Home » Pike judge-exec urges local airport to be first to use virtual air traffic control system

Pike judge-exec urges local airport to be first to use virtual air traffic control system

PIKEVILLE, Ky. (June 19, 2012) – Pike County Judge-Executive Wayne T. Rutherford is urging the Pikeville-Pike County Airport to become an early adopter of a new virtual air traffic control tower system.

“The Pikeville-Pike County Airport is perfectly suited for testing the concept of a virtual control tower,” Rutherford said. “If successful, this experiment could spawn major benefits for our airport.”

Rutherford sent a letter to Airport Board chair William Hickman and the other members of the airport board touting new aviation technology developed by Florida company Quadrex Aviation.

In his letter, Rutherford said the tower would be beneficial to airports that cannot justify a manned tower because of the low amount of air traffic. The tower’s basic function is to manage the airfield and immediate vicinity of the traffic pattern coming and going and those who are landing and taking off.

This system is being opposed by air traffic controllers at larger airports because they fear their jobs will be replaced by a computer, Rutherford said, but that is not an issue at the local airport because there is no air traffic controller on site.

The technology is a computer-driven virtual air traffic control tower. If successful, the tower could be tested at similar-sized airports, such as the Raleigh County Memorial Airport in Beckley, W.V.

“Our airport has the chance to be on the cutting-edge of new air traffic control technology, which is something that doesn’t present itself very often,” the judge-executive said.

The Pikeville-Pike County Airport would be the first in Kentucky to implement this system.

“We need this type of system at our airport to provide safety first and enhance the opportunity for growth,” Rutherford wrote. “It is my assertion the airport board needs to take bold steps and apply now for funding for this control tower.”

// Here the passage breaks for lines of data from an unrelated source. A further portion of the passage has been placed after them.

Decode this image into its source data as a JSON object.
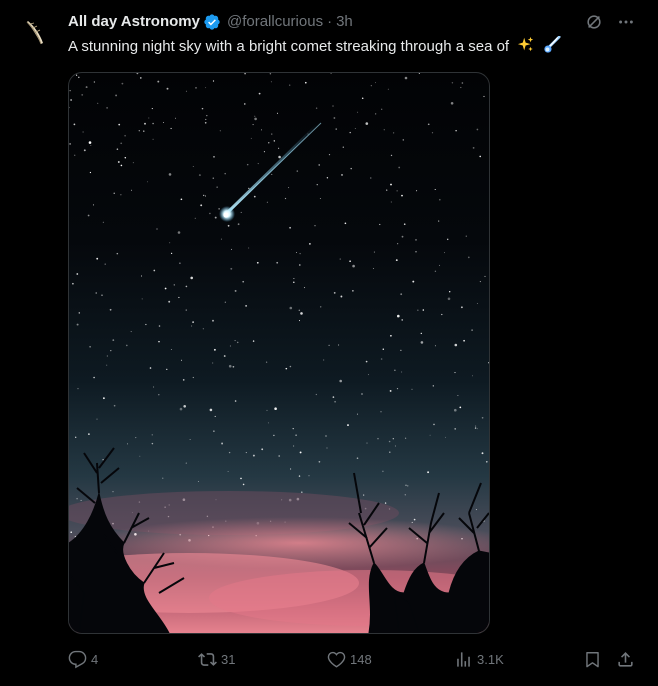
{
  "tweet": {
    "display_name": "All day Astronomy",
    "handle": "@forallcurious",
    "separator": "·",
    "time": "3h",
    "text": "A stunning night sky with a bright comet streaking through a sea of",
    "emojis": [
      "sparkles-emoji",
      "comet-emoji"
    ],
    "verified": true
  },
  "icons": {
    "grok": "grok-icon",
    "more": "more-icon"
  },
  "actions": {
    "replies": "4",
    "reposts": "31",
    "likes": "148",
    "views": "3.1K"
  },
  "colors": {
    "background": "#000000",
    "text": "#e7e9ea",
    "muted": "#71767b",
    "verified": "#1d9bf0"
  }
}
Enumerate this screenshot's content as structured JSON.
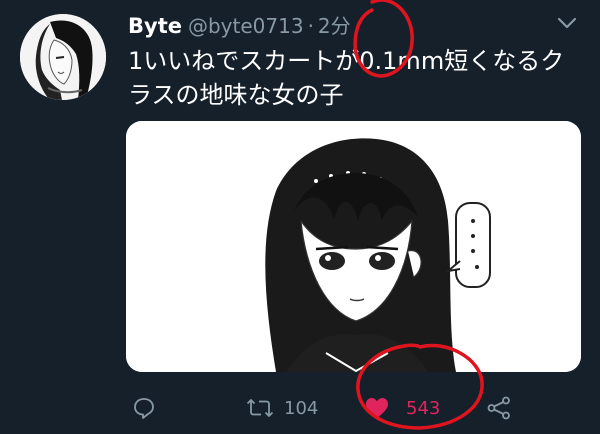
{
  "tweet": {
    "name": "Byte",
    "handle": "@byte0713",
    "separator": "·",
    "time": "2分",
    "text_line1": "1いいねでスカートが0.1mm短くなるク",
    "text_line2": "ラスの地味な女の子"
  },
  "actions": {
    "reply": {
      "icon": "reply-icon"
    },
    "retweet": {
      "icon": "retweet-icon",
      "count": "104"
    },
    "like": {
      "icon": "heart-icon",
      "count": "543",
      "liked": true
    },
    "share": {
      "icon": "share-icon"
    }
  },
  "colors": {
    "background": "#15202b",
    "text": "#ffffff",
    "secondary": "#8899a6",
    "like": "#e0245e",
    "annotation": "#e0141e"
  }
}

America’s local, smaller airports are at a historical juncture, he said.